  • Road Usage Charge impacts and phase-in plan: The Washington State Transportation Commission is directed to study the effects of a Road Usage Charge on passenger and light-duty vehicles, including plug-in hybrids, autonomous vehicles, state fleets, and transportation network companies (TNCs). They are also directed to study how a Road Usage Charge could have disparate impacts on various populations, including vulnerable and low-income people. Ultimately, they are to create a phase-in plan and test any new mileage reporting methods, equity policies, and cost-reduction techniques.
     
  • Impact on car tabs if I-976 was upheld: The Department of Licensing is directed to provide a monthly report on the difference between actual collections on car tabs compared to collections if I-976 was not placed on hold and people were receiving the tax relief they voted for.
     
  • Payment plans for car tabs: The Department of Licensing is also to provide by the end of the year a plan to allow vehicle owners to pay their exorbitant car tab taxes and fees in quarterly or monthly installments.
     

In addition to funding projects and studies, lawmakers included a few sneaky budget maneuvers you may not know about. I’ve listed a few below.

  • The Washington State Transportation Commission’s multimodal funding is replaced with toll revenue. This may present a conflict of interest, as the Commission sets toll-rates, and would effectively be in control of its own revenue source. If the Commission continues to receive toll revenue for its minor toll-related activities, the legislature should seek final authority on proposed toll rates, since lawmakers are directly elected and accountable to the public, while the Commission is not.
     
  • The Washington State Patrol is also going to receive money from tolls (to replace its multimodal funding).
     
  • The WSDOT Toll Division is directed to develop an “ongoing cost allocation method to assign appropriate costs to each of the toll funds for services provided by each [WSDOT] program and all relevant transportation agencies, including the Washington State Patrol and the Transportation Commission.” In other words, we can expect toll money drivers pay to be used not just on expanding the toll facility, but also to pay ever-expanding public agencies.
     
  • Nearly $2.5 million in I-405 and SR 167 toll revenue paid by drivers north of Bellevue is provided to subsidize the maintenance of I-405 between Bellevue and Renton.

In addition to the budget, which consumed most of the transportation debate during the 2020 legislative session, there were a couple bills that received attention regarding Sound Transit and the Road Usage Charge, though they ultimately failed to pass.

Several bills attempted to bring greater accountability to Sound Transit and car tab tax relief to the public. One of the bills that passed out of committee was Senate Bill 6606, which would have repealed the 1999 vehicle depreciation schedule Sound Transit currently uses, which overvalues cars so Sound Transit can get maximum tax revenue, with the newer and fairer 2006 schedule in state law.
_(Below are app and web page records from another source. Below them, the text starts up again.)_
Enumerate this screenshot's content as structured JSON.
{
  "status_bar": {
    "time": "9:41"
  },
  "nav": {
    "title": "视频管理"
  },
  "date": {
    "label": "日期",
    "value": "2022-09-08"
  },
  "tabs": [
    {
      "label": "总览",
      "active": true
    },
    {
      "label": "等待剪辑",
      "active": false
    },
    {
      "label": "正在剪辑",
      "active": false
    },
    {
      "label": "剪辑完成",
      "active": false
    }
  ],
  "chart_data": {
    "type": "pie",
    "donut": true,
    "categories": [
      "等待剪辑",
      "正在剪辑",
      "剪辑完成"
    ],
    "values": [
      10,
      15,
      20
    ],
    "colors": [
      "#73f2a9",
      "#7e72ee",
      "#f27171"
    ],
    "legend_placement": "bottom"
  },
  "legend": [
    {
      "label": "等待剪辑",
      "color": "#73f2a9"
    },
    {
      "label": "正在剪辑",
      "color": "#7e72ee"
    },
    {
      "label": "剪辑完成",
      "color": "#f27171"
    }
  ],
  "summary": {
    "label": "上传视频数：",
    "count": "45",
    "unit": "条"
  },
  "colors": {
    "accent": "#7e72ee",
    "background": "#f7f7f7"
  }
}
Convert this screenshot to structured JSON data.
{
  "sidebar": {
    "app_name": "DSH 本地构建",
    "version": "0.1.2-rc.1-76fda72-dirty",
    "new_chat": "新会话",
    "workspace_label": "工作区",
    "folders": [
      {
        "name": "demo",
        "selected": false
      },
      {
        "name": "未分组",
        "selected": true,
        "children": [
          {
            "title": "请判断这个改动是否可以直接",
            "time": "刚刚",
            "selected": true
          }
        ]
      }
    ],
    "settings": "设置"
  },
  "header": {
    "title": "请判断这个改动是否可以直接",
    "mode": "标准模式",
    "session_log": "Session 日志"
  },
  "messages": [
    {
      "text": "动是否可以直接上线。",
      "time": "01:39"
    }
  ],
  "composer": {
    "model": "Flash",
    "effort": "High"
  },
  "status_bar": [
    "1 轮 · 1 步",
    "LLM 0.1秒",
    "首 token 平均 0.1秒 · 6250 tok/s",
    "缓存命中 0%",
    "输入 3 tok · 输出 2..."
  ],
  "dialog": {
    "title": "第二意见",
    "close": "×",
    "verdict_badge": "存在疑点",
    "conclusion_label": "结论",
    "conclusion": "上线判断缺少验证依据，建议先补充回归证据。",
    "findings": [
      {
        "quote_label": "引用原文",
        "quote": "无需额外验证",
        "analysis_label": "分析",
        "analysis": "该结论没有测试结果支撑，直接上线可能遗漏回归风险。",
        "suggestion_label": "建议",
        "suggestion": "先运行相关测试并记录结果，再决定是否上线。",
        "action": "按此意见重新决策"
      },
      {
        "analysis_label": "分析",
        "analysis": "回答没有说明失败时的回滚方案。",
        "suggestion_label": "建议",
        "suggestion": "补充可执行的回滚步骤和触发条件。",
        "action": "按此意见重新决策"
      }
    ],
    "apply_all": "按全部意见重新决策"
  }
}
This legislation could have been good policy, but it had major flaws – it did not provide any retroactive refunds to taxpayers for overcharges they have paid for three years, and it repealed parts of the voter-approved Initiative 976. I don’t believe it was ever intended to the pass the legislature this session.

This is unfortunate – as people in the Sound Transit taxing district continue to pay extremely high car tab tax overcharges.

Meanwhile, though Initiative 976 has been mostly upheld by the King County Superior Court and its injunction has been removed effective March 27th, there will likely be an appeal or request to reinstate that injunction by the plaintiffs.

Lawmakers also attempted to impose a Road Usage Charge, or mileage tax, on owners of electric vehicles and hybrids. That effort failed as well, though it may reappear next year. Washington Policy Center will continue to advocate for protection of any per-mile charge under the state constitution’s 18th amendment, which protects money for highway purposes only. We also continue to encourage lawmakers to reduce artificial cost-drivers in transportation projects. These should be eliminated before a new tax is imposed on the public.